“Teenage Mutant Ninja Turtles Micro-series #8: Fugitoid” delivers the backstory of a fugitive android — Fugitoid — and binds the character into the history of the Teenage Mutant Ninja Turtles irrevocably. In focusing on the backstory of the Fugitoid, the best this issue can do for hardcore Turtle fans is offer up a few cameo appearances, but those appearances really don’t do much to drive the narrative here.
Paul Allor writes the protagonist of Dr. Honeycutt into a situation where he has to take a long, hard look at what he does and why. In doing so, the writer drops some philosophical questions on the character, threatens his family and makes good on the threat in a manner that changes Honeycutt forever. “Fugitoid” starts out as a tale about a man doing his job. Allor’s narrative is based in the speculative situations fans all over the world pose to one another, like Dante and Randall discussing the loss of contractors during the destruction of the second Death Star.
The story itself, regardless of the connections to the Turtles, is one about a man choosing right over wrong. This is the story of a man who has lost everything and has nothing left to lose. In short, it is the type of hero’s journey comic books were invented to tell. The Fugitoid is not unlike Batman or Superman, in his quest for justice, but he’s just different enough and placed in the right context to become a character that is not as clearly defined as Krypton’s Last Son or Gotham’s Dark Knight. Fugitoid is trying to survive and perhaps find revenge or at least deliver resistance to the cause of Krang.
John-Paul Bove’s colors breathe life into the fully detailed artwork from Paul McCaffrey. Busy with scratches, dings and details that adhere to objects throughout their existence while being more than a little reminiscent of David Petersen’s artwork (which is interesting to me given that Petersen delivers the cover for this issue) McCaffrey’s work is fun, lively and exaggerated as comic art featuring mutated turtles should be. Some spots the art could use a little more action as the figures appear frozen or stiff, but McCaffrey’s use of camera angle and page composition keeps things from stalling.
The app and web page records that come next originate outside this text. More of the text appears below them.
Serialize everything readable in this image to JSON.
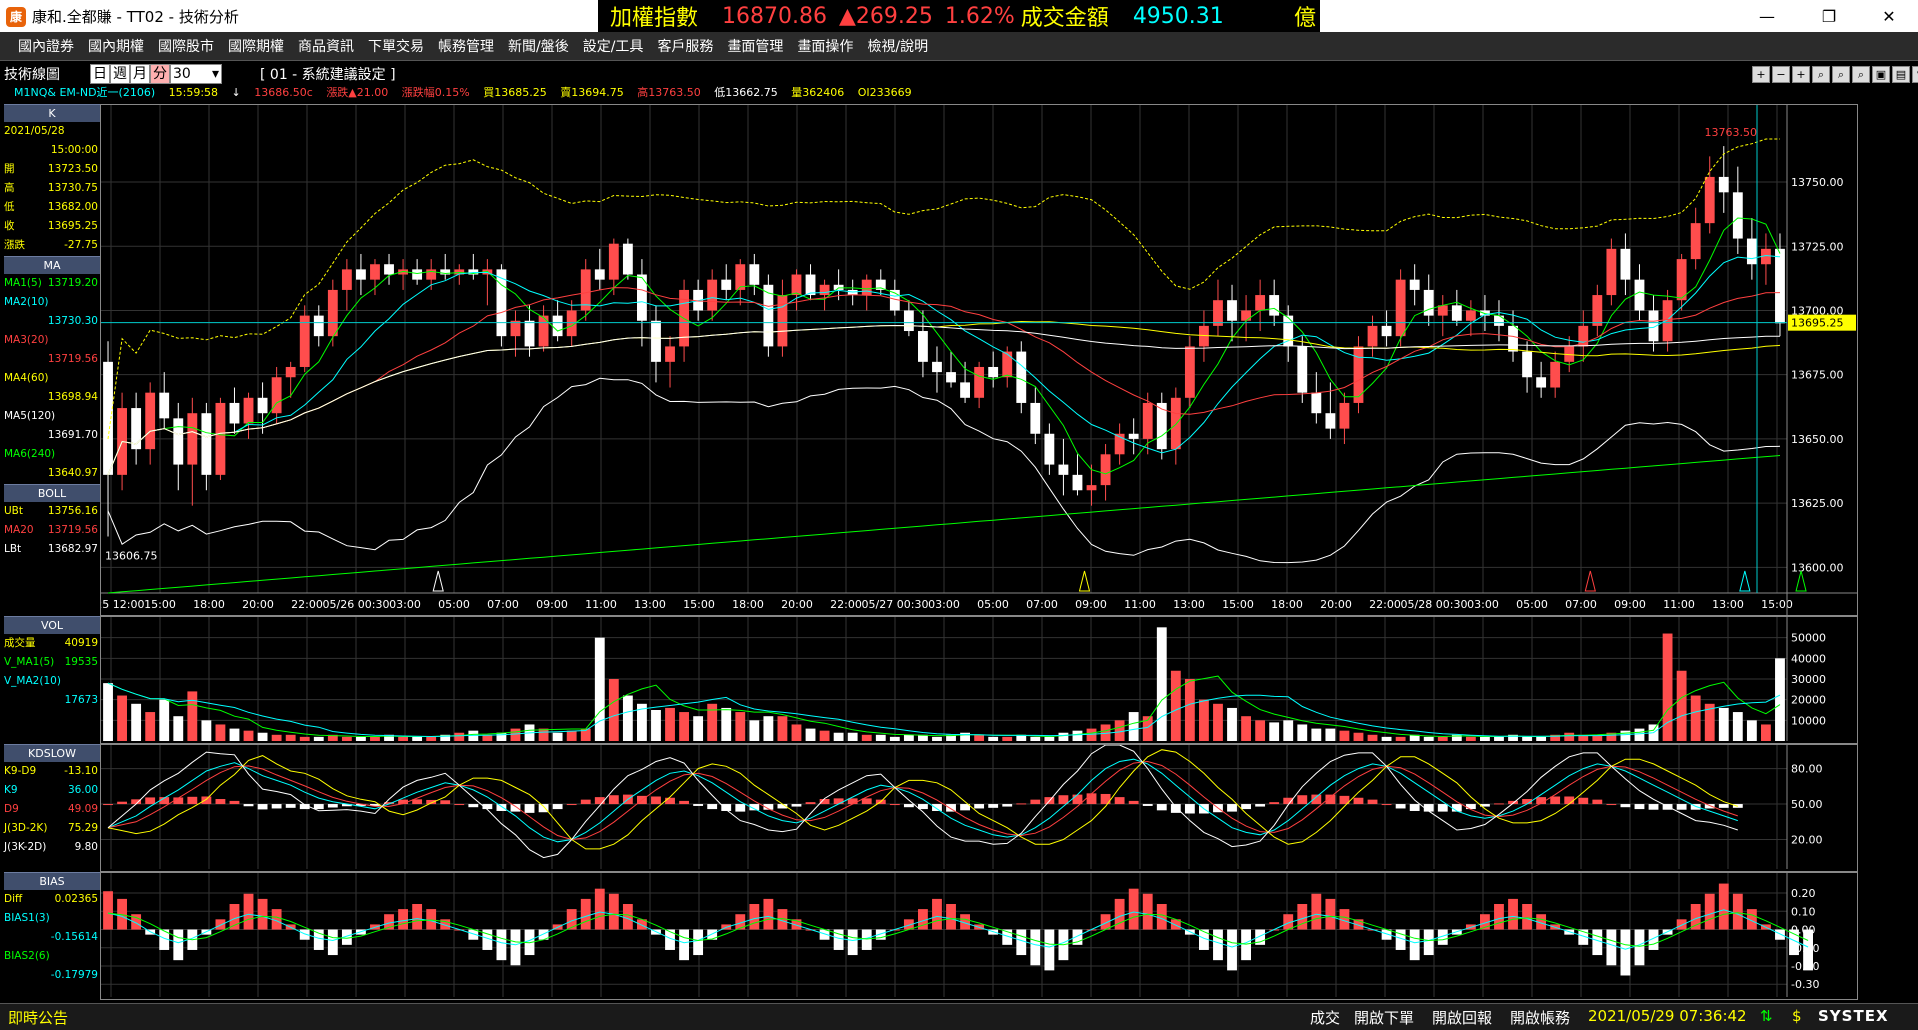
{
  "window": {
    "title": "康和.全都賺 - TT02 - 技術分析",
    "logo_char": "康"
  },
  "ticker": {
    "label": "加權指數",
    "value": "16870.86",
    "change": "▲269.25",
    "percent": "1.62%",
    "turnover_label": "成交金額",
    "turnover": "4950.31",
    "unit": "億",
    "colors": {
      "label": "#ffff00",
      "value": "#ff4040",
      "amount": "#00ffff"
    }
  },
  "menu": [
    "國內證券",
    "國內期權",
    "國際股市",
    "國際期權",
    "商品資訊",
    "下單交易",
    "帳務管理",
    "新聞/盤後",
    "設定/工具",
    "客戶服務",
    "畫面管理",
    "畫面操作",
    "檢視/說明"
  ],
  "toolbar": {
    "panel_title": "技術線圖",
    "periods": [
      "日",
      "週",
      "月",
      "分"
    ],
    "interval": "30",
    "setting": "[ 01 - 系統建議設定 ]"
  },
  "infoline": {
    "symbol": "M1NQ& EM-ND近一(2106)",
    "time": "15:59:58",
    "arrow": "↓",
    "last": "13686.50c",
    "change": "漲跌▲21.00",
    "pct": "漲跌幅0.15%",
    "buy": "買13685.25",
    "sell": "賣13694.75",
    "high": "高13763.50",
    "low": "低13662.75",
    "vol": "量362406",
    "oi": "OI233669"
  },
  "k_panel": {
    "head": "K",
    "date": "2021/05/28",
    "time": "15:00:00",
    "rows": [
      {
        "label": "開",
        "value": "13723.50"
      },
      {
        "label": "高",
        "value": "13730.75"
      },
      {
        "label": "低",
        "value": "13682.00"
      },
      {
        "label": "收",
        "value": "13695.25"
      },
      {
        "label": "漲跌",
        "value": "-27.75"
      }
    ]
  },
  "ma_panel": {
    "head": "MA",
    "rows": [
      {
        "label": "MA1(5)",
        "value": "13719.20",
        "color": "#00ff00"
      },
      {
        "label": "MA2(10)",
        "value": "",
        "color": "#00ffff"
      },
      {
        "label": "",
        "value": "13730.30",
        "color": "#00ffff"
      },
      {
        "label": "MA3(20)",
        "value": "",
        "color": "#ff4040"
      },
      {
        "label": "",
        "value": "13719.56",
        "color": "#ff4040"
      },
      {
        "label": "MA4(60)",
        "value": "",
        "color": "#ffff00"
      },
      {
        "label": "",
        "value": "13698.94",
        "color": "#ffff00"
      },
      {
        "label": "MA5(120)",
        "value": "",
        "color": "#ffffff"
      },
      {
        "label": "",
        "value": "13691.70",
        "color": "#ffffff"
      },
      {
        "label": "MA6(240)",
        "value": "",
        "color": "#00ff00"
      },
      {
        "label": "",
        "value": "13640.97",
        "color": "#ffff00"
      }
    ]
  },
  "boll_panel": {
    "head": "BOLL",
    "rows": [
      {
        "label": "UBt",
        "value": "13756.16",
        "color": "#ffff00"
      },
      {
        "label": "MA20",
        "value": "13719.56",
        "color": "#ff4040"
      },
      {
        "label": "LBt",
        "value": "13682.97",
        "color": "#ffffff"
      }
    ]
  },
  "vol_panel": {
    "head": "VOL",
    "rows": [
      {
        "label": "成交量",
        "value": "40919",
        "color": "#ffff00"
      },
      {
        "label": "V_MA1(5)",
        "value": "19535",
        "color": "#00ff00"
      },
      {
        "label": "V_MA2(10)",
        "value": "",
        "color": "#00ffff"
      },
      {
        "label": "",
        "value": "17673",
        "color": "#00ffff"
      }
    ]
  },
  "kd_panel": {
    "head": "KDSLOW",
    "rows": [
      {
        "label": "K9-D9",
        "value": "-13.10",
        "color": "#ffff00"
      },
      {
        "label": "K9",
        "value": "36.00",
        "color": "#00ffff"
      },
      {
        "label": "D9",
        "value": "49.09",
        "color": "#ff4040"
      },
      {
        "label": "J(3D-2K)",
        "value": "75.29",
        "color": "#ffff00"
      },
      {
        "label": "J(3K-2D)",
        "value": "9.80",
        "color": "#ffffff"
      }
    ]
  },
  "bias_panel": {
    "head": "BIAS",
    "rows": [
      {
        "label": "Diff",
        "value": "0.02365",
        "color": "#ffff00"
      },
      {
        "label": "BIAS1(3)",
        "value": "",
        "color": "#00ffff"
      },
      {
        "label": "",
        "value": "-0.15614",
        "color": "#00ffff"
      },
      {
        "label": "BIAS2(6)",
        "value": "",
        "color": "#00ff00"
      },
      {
        "label": "",
        "value": "-0.17979",
        "color": "#00ffff"
      }
    ]
  },
  "chart_data": {
    "type": "candlestick",
    "price_ticks": [
      "13750.00",
      "13725.00",
      "13700.00",
      "13675.00",
      "13650.00",
      "13625.00",
      "13600.00"
    ],
    "price_range": [
      13590,
      13780
    ],
    "current_price": "13695.25",
    "high_label": "13763.50",
    "low_label": "13606.75",
    "time_ticks": [
      "05/25 12:00",
      "15:00",
      "18:00",
      "20:00",
      "22:00",
      "05/26 00:30",
      "03:00",
      "05:00",
      "07:00",
      "09:00",
      "11:00",
      "13:00",
      "15:00",
      "18:00",
      "20:00",
      "22:00",
      "05/27 00:30",
      "03:00",
      "05:00",
      "07:00",
      "09:00",
      "11:00",
      "13:00",
      "15:00",
      "18:00",
      "20:00",
      "22:00",
      "05/28 00:30",
      "03:00",
      "05:00",
      "07:00",
      "09:00",
      "11:00",
      "13:00",
      "15:00"
    ],
    "vol_ticks": [
      "50000",
      "40000",
      "30000",
      "20000",
      "10000"
    ],
    "kd_ticks": [
      "80.00",
      "50.00",
      "20.00"
    ],
    "bias_ticks": [
      "0.20",
      "0.10",
      "0.00",
      "-0.10",
      "-0.20",
      "-0.30"
    ],
    "candles": [
      [
        13680,
        13688,
        13612,
        13636
      ],
      [
        13636,
        13668,
        13630,
        13662
      ],
      [
        13662,
        13668,
        13640,
        13646
      ],
      [
        13646,
        13672,
        13640,
        13668
      ],
      [
        13668,
        13676,
        13654,
        13658
      ],
      [
        13658,
        13664,
        13630,
        13640
      ],
      [
        13640,
        13666,
        13624,
        13660
      ],
      [
        13660,
        13664,
        13630,
        13636
      ],
      [
        13636,
        13666,
        13634,
        13664
      ],
      [
        13664,
        13670,
        13652,
        13656
      ],
      [
        13656,
        13668,
        13650,
        13666
      ],
      [
        13666,
        13672,
        13652,
        13660
      ],
      [
        13660,
        13678,
        13656,
        13674
      ],
      [
        13674,
        13680,
        13666,
        13678
      ],
      [
        13678,
        13702,
        13676,
        13698
      ],
      [
        13698,
        13702,
        13686,
        13690
      ],
      [
        13690,
        13712,
        13686,
        13708
      ],
      [
        13708,
        13720,
        13700,
        13716
      ],
      [
        13716,
        13722,
        13706,
        13712
      ],
      [
        13712,
        13720,
        13706,
        13718
      ],
      [
        13718,
        13722,
        13710,
        13714
      ],
      [
        13714,
        13720,
        13708,
        13716
      ],
      [
        13716,
        13720,
        13710,
        13712
      ],
      [
        13712,
        13720,
        13708,
        13716
      ],
      [
        13716,
        13722,
        13712,
        13714
      ],
      [
        13714,
        13718,
        13710,
        13716
      ],
      [
        13716,
        13722,
        13712,
        13714
      ],
      [
        13714,
        13720,
        13702,
        13716
      ],
      [
        13716,
        13718,
        13686,
        13690
      ],
      [
        13690,
        13700,
        13682,
        13696
      ],
      [
        13696,
        13702,
        13682,
        13686
      ],
      [
        13686,
        13702,
        13684,
        13698
      ],
      [
        13698,
        13704,
        13688,
        13690
      ],
      [
        13690,
        13704,
        13686,
        13700
      ],
      [
        13700,
        13720,
        13696,
        13716
      ],
      [
        13716,
        13724,
        13708,
        13712
      ],
      [
        13712,
        13728,
        13706,
        13726
      ],
      [
        13726,
        13728,
        13712,
        13714
      ],
      [
        13714,
        13720,
        13686,
        13696
      ],
      [
        13696,
        13702,
        13672,
        13680
      ],
      [
        13680,
        13690,
        13670,
        13686
      ],
      [
        13686,
        13712,
        13680,
        13708
      ],
      [
        13708,
        13712,
        13696,
        13700
      ],
      [
        13700,
        13716,
        13696,
        13712
      ],
      [
        13712,
        13718,
        13704,
        13708
      ],
      [
        13708,
        13720,
        13702,
        13718
      ],
      [
        13718,
        13722,
        13706,
        13710
      ],
      [
        13710,
        13714,
        13682,
        13686
      ],
      [
        13686,
        13712,
        13682,
        13706
      ],
      [
        13706,
        13716,
        13700,
        13714
      ],
      [
        13714,
        13718,
        13704,
        13706
      ],
      [
        13706,
        13712,
        13700,
        13710
      ],
      [
        13710,
        13716,
        13704,
        13708
      ],
      [
        13708,
        13712,
        13702,
        13706
      ],
      [
        13706,
        13714,
        13700,
        13712
      ],
      [
        13712,
        13716,
        13706,
        13708
      ],
      [
        13708,
        13712,
        13698,
        13700
      ],
      [
        13700,
        13704,
        13690,
        13692
      ],
      [
        13692,
        13700,
        13674,
        13680
      ],
      [
        13680,
        13686,
        13668,
        13676
      ],
      [
        13676,
        13684,
        13670,
        13672
      ],
      [
        13672,
        13680,
        13664,
        13666
      ],
      [
        13666,
        13680,
        13662,
        13678
      ],
      [
        13678,
        13684,
        13670,
        13674
      ],
      [
        13674,
        13686,
        13670,
        13684
      ],
      [
        13684,
        13688,
        13660,
        13664
      ],
      [
        13664,
        13670,
        13648,
        13652
      ],
      [
        13652,
        13656,
        13636,
        13640
      ],
      [
        13640,
        13650,
        13628,
        13636
      ],
      [
        13636,
        13644,
        13628,
        13630
      ],
      [
        13630,
        13640,
        13624,
        13632
      ],
      [
        13632,
        13648,
        13626,
        13644
      ],
      [
        13644,
        13656,
        13640,
        13652
      ],
      [
        13652,
        13658,
        13644,
        13650
      ],
      [
        13650,
        13668,
        13644,
        13664
      ],
      [
        13664,
        13668,
        13642,
        13646
      ],
      [
        13646,
        13670,
        13640,
        13666
      ],
      [
        13666,
        13690,
        13662,
        13686
      ],
      [
        13686,
        13700,
        13680,
        13694
      ],
      [
        13694,
        13712,
        13690,
        13704
      ],
      [
        13704,
        13710,
        13688,
        13696
      ],
      [
        13696,
        13706,
        13688,
        13700
      ],
      [
        13700,
        13712,
        13692,
        13706
      ],
      [
        13706,
        13712,
        13694,
        13698
      ],
      [
        13698,
        13702,
        13680,
        13686
      ],
      [
        13686,
        13690,
        13664,
        13668
      ],
      [
        13668,
        13676,
        13656,
        13660
      ],
      [
        13660,
        13672,
        13650,
        13654
      ],
      [
        13654,
        13668,
        13648,
        13664
      ],
      [
        13664,
        13690,
        13660,
        13686
      ],
      [
        13686,
        13698,
        13682,
        13694
      ],
      [
        13694,
        13700,
        13686,
        13690
      ],
      [
        13690,
        13716,
        13686,
        13712
      ],
      [
        13712,
        13718,
        13702,
        13708
      ],
      [
        13708,
        13714,
        13694,
        13698
      ],
      [
        13698,
        13706,
        13690,
        13702
      ],
      [
        13702,
        13708,
        13694,
        13696
      ],
      [
        13696,
        13704,
        13690,
        13700
      ],
      [
        13700,
        13706,
        13692,
        13698
      ],
      [
        13698,
        13704,
        13688,
        13694
      ],
      [
        13694,
        13700,
        13680,
        13684
      ],
      [
        13684,
        13688,
        13668,
        13674
      ],
      [
        13674,
        13680,
        13666,
        13670
      ],
      [
        13670,
        13684,
        13666,
        13680
      ],
      [
        13680,
        13690,
        13676,
        13686
      ],
      [
        13686,
        13700,
        13680,
        13694
      ],
      [
        13694,
        13710,
        13690,
        13706
      ],
      [
        13706,
        13728,
        13702,
        13724
      ],
      [
        13724,
        13730,
        13706,
        13712
      ],
      [
        13712,
        13718,
        13696,
        13700
      ],
      [
        13700,
        13706,
        13684,
        13688
      ],
      [
        13688,
        13708,
        13684,
        13704
      ],
      [
        13704,
        13722,
        13700,
        13720
      ],
      [
        13720,
        13740,
        13716,
        13734
      ],
      [
        13734,
        13760,
        13730,
        13752
      ],
      [
        13752,
        13764,
        13738,
        13746
      ],
      [
        13746,
        13756,
        13722,
        13728
      ],
      [
        13728,
        13736,
        13712,
        13718
      ],
      [
        13718,
        13730,
        13710,
        13724
      ],
      [
        13724,
        13730,
        13690,
        13695
      ]
    ],
    "volume": [
      28,
      22,
      18,
      14,
      20,
      12,
      24,
      10,
      8,
      6,
      5,
      4,
      3,
      3,
      2,
      2,
      3,
      2,
      2,
      2,
      3,
      2,
      2,
      2,
      3,
      4,
      5,
      3,
      4,
      6,
      8,
      6,
      4,
      5,
      6,
      50,
      30,
      22,
      18,
      15,
      16,
      14,
      12,
      18,
      16,
      14,
      10,
      12,
      12,
      8,
      6,
      5,
      4,
      4,
      3,
      3,
      2,
      3,
      3,
      2,
      3,
      4,
      3,
      2,
      2,
      3,
      2,
      2,
      4,
      5,
      6,
      8,
      10,
      14,
      12,
      55,
      34,
      30,
      20,
      18,
      16,
      12,
      10,
      9,
      10,
      8,
      6,
      6,
      5,
      4,
      3,
      2,
      2,
      3,
      2,
      2,
      3,
      2,
      2,
      2,
      3,
      2,
      2,
      3,
      4,
      3,
      3,
      4,
      5,
      6,
      8,
      52,
      34,
      22,
      18,
      16,
      14,
      10,
      8,
      40
    ],
    "kd_k": [
      30,
      35,
      40,
      48,
      55,
      62,
      70,
      78,
      82,
      85,
      80,
      74,
      70,
      66,
      60,
      55,
      52,
      50,
      48,
      46,
      50,
      55,
      60,
      64,
      68,
      66,
      62,
      56,
      48,
      40,
      30,
      22,
      18,
      20,
      26,
      34,
      44,
      54,
      62,
      70,
      76,
      78,
      74,
      68,
      60,
      52,
      46,
      40,
      36,
      34,
      38,
      44,
      50,
      56,
      62,
      66,
      64,
      60,
      54,
      46,
      38,
      32,
      28,
      24,
      22,
      24,
      30,
      38,
      48,
      58,
      70,
      80,
      86,
      88,
      84,
      76,
      66,
      56,
      46,
      38,
      30,
      26,
      24,
      28,
      36,
      46,
      56,
      66,
      74,
      80,
      84,
      82,
      76,
      68,
      60,
      52,
      44,
      40,
      38,
      40,
      44,
      50,
      58,
      66,
      74,
      80,
      84,
      82,
      78,
      72,
      66,
      60,
      54,
      48,
      44,
      40,
      36
    ],
    "bias1": [
      0.15,
      0.12,
      0.06,
      -0.02,
      -0.08,
      -0.12,
      -0.08,
      -0.02,
      0.04,
      0.1,
      0.14,
      0.12,
      0.08,
      0.02,
      -0.04,
      -0.08,
      -0.1,
      -0.06,
      -0.02,
      0.02,
      0.06,
      0.08,
      0.1,
      0.08,
      0.04,
      0.0,
      -0.04,
      -0.08,
      -0.12,
      -0.14,
      -0.1,
      -0.04,
      0.02,
      0.08,
      0.12,
      0.16,
      0.14,
      0.1,
      0.04,
      -0.02,
      -0.08,
      -0.12,
      -0.1,
      -0.04,
      0.02,
      0.06,
      0.1,
      0.12,
      0.08,
      0.04,
      0.0,
      -0.04,
      -0.08,
      -0.1,
      -0.08,
      -0.04,
      0.0,
      0.04,
      0.08,
      0.12,
      0.1,
      0.06,
      0.02,
      -0.02,
      -0.06,
      -0.1,
      -0.14,
      -0.16,
      -0.12,
      -0.06,
      0.0,
      0.06,
      0.12,
      0.16,
      0.14,
      0.1,
      0.04,
      -0.02,
      -0.08,
      -0.12,
      -0.16,
      -0.12,
      -0.06,
      0.0,
      0.06,
      0.1,
      0.14,
      0.12,
      0.08,
      0.04,
      0.0,
      -0.04,
      -0.08,
      -0.12,
      -0.1,
      -0.06,
      -0.02,
      0.02,
      0.06,
      0.1,
      0.12,
      0.1,
      0.06,
      0.02,
      -0.02,
      -0.06,
      -0.1,
      -0.14,
      -0.18,
      -0.14,
      -0.08,
      -0.02,
      0.04,
      0.1,
      0.14,
      0.18,
      0.14,
      0.08,
      0.02,
      -0.04,
      -0.1,
      -0.16
    ]
  },
  "status": {
    "left": "即時公告",
    "items": [
      "成交",
      "開啟下單",
      "開啟回報",
      "開啟帳務"
    ],
    "clock": "2021/05/29 07:36:42",
    "brand": "SYSTEX"
  }
}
I’m not intimately familiar with McCaffrey’s work, but I’ll be certain to look inside the next book with his name on the cover.
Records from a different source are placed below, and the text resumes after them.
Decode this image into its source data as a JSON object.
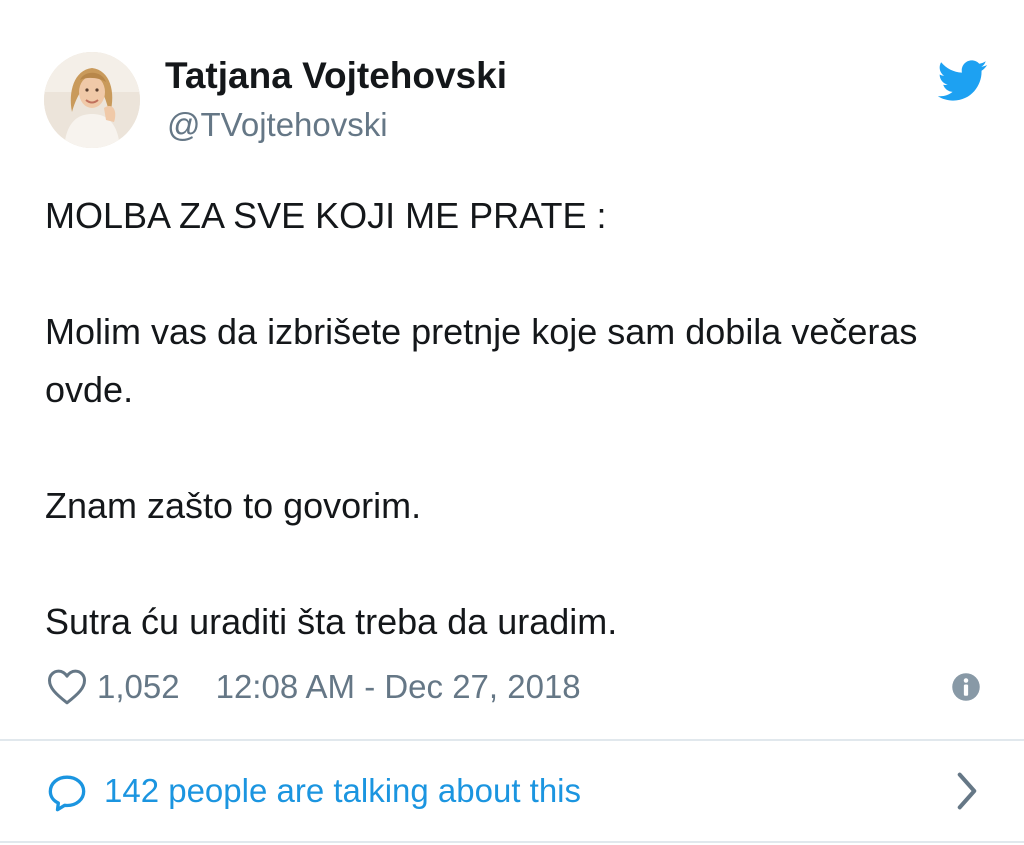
{
  "author": {
    "display_name": "Tatjana Vojtehovski",
    "handle": "@TVojtehovski"
  },
  "icons": {
    "avatar": "profile-photo",
    "brand": "twitter-bird-icon",
    "like": "heart-icon",
    "info": "info-icon",
    "replies": "speech-bubble-icon",
    "more": "chevron-right-icon"
  },
  "tweet": {
    "paragraphs": [
      "MOLBA ZA SVE KOJI ME PRATE :",
      "Molim vas da izbrišete pretnje koje sam dobila večeras ovde.",
      "Znam zašto to govorim.",
      "Sutra ću uraditi šta treba da uradim."
    ],
    "like_count": "1,052",
    "timestamp": "12:08 AM - Dec 27, 2018"
  },
  "conversation": {
    "label": "142 people are talking about this"
  },
  "colors": {
    "brand_blue": "#1da1f2",
    "link_blue": "#1b95e0",
    "secondary_text": "#657786",
    "primary_text": "#14171a",
    "divider": "#e1e8ed"
  }
}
The “Teenage Mutant Ninja Turtles Micro-series” is an interesting concept that offers readers a chance to learn more about the characters in the comics’ universe of their favorite hard-shell heroes without sidetracking the main title. I like what IDW is offering here, and think other companies could find some success with this model, especially as it allows readers to selectively consume stories they want to see about characters they care about. Fugitoid isn’t a character I would have ever thought twice about, but on the recommendation from a friend and further enticed by David Petersen’s cover work, I gave it a whirl and I’m glad I did. It might not bring me fully into the world of the Teenage Mutant Ninja Turtles, but it gave me enough of an idea to enjoy the story and discover some new creators worth checking in on in the future.